• What is HDCP2.2 ?


    What's HDCP2.2 ?

    Copy protection/content protection has been around since the VHS era, something anyone who tried to copy a Blockbuster rental can tell you. Back then it was called Macrovision, which evolved to CSS for DVD and finally HDCP, which stands for High-bandwidth digital Content Protection, for Blu-ray players and HDTV devices like satellite and cable boxes.

    HDCP 2.2 is the latest evolution of copy protection. It's designed to create a secure connection between a source and a display. Ostensibly this is so you can't take the output from a source (a Blu-ray player, say) and plug it into some kind of recorder, to make a copy of the content. DRM, the encryption of the content itself, is a separate issue. HDCP doesn't care what goes across the cable, as long as that cable is secure.

    It does this by creating encrypted keys between the source and the display (called the sink). Enabled repeaters, like receivers, can be in the chain as well. The source and the sink need to be in agreement, understanding their keys, or no content gets transferred. If you've ever hooked up gear and gotten a blank screen (or turned on gear in the wrong order and gotten a blank screen), this HDCP "handshake" is usually the issue.

    HDCP isn't solely over HDMI. It can be implemented to work over DVI, DisplayPort, USB, and more.

    So what's new? The encryption on the keys in version 2.2 is more advanced than previous versions which, in theory, makes the whole chain harder to break. One other interesting change with 2.2 is a "locality check." The source sends a signal to the sink, and if the sink doesn't get that signal within 20ms, the source kills the connection. In theory, this shouldn't cause any issues in home setups, even over long HDMI runs (unless you have more than 3,740 miles of cable).

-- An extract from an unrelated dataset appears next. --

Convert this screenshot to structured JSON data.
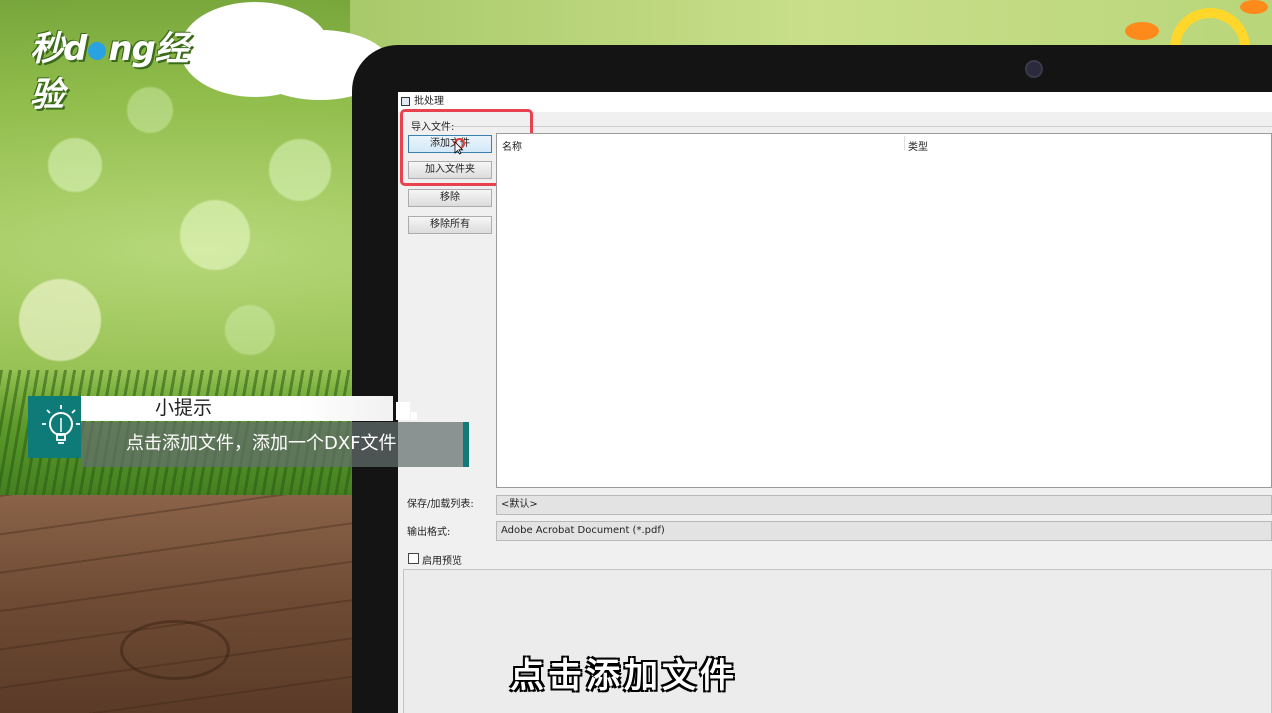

    This is about UltraHD 4K

    You don't need to ditch your gear just yet. HDCP 2.2 is essentially about UltraHD 4K copy protection. So for now anyone with (or buying) a non-4K 1080p TV doesn't need to worry. Once we start seeing more widely available 4K content, it will be more of an issue.

    Your current gear is not 2.2-upgradable, but that's probably OK

    There's no firmware upgrade that will get 2.2 working on a non-2.2 product. At least, not on a product that wasn't designed with at least some idea about 2.2. For the time being, as we've said, it's not a big deal if you're planning on sticking with 1080p.

    Your current devices will work fine with new HDCP 2.2 devices, presuming you're not trying to send content with 2.2. As in, your current Blu-ray player will send 1080p to a 2.2-enabled receiver, or to a 4K TV, with no issues.


    You may also "see" HDCP 2.2 in new wireless gear, like those with Miracast or WirelessHD. Since wireless 4K has only recently been announced at all, this isn't an immediate issue. It's safe to assume, though, that to get the content to and from the wireless transmitter and receivers, you'll still need HDCP 2.2 on your receiver/source and display (so the whole chain is 2.2).

    What TVs?

    The current crop of 4K TVs from Samsung, LG, Panasonic, and Sony, etc. list HDCP 2.2 compliance in their specifications. This is a good sign. If you have a 4K TV already, or are looking at a non-tier 1 brand, make sure you scour the specs for HDCP 2.2. If it's not 2.2-compliant, you might be out of luck as this new encryption is rolled out.

    As in, if you bought one of the first 4K TVs, generally released in 2013, it may not work with whatever dedicated 4K content comes out in the near future.

    Not Just TVs

    The problem extends throughout the chain. Run your HDMI through a receiver or soundbar? They'll need to be HDCP 2.2 compliant as well. It's important to note, there are many receivers shipping this year that have HDMI 2.0, but are not HDCP 2.2 compliant. That might be an issue eventually, as we've discussed.

    To put it another way, all HDCP 2.2 devices will have HDMI 2.0, but not all HDMI 2.0 will have HDCP 2.2. Very few receivers have 2.2 right now.

    This is important to consider, since most people hold on to receivers a lot longer than than any specific TV.

    Released by Grastron product team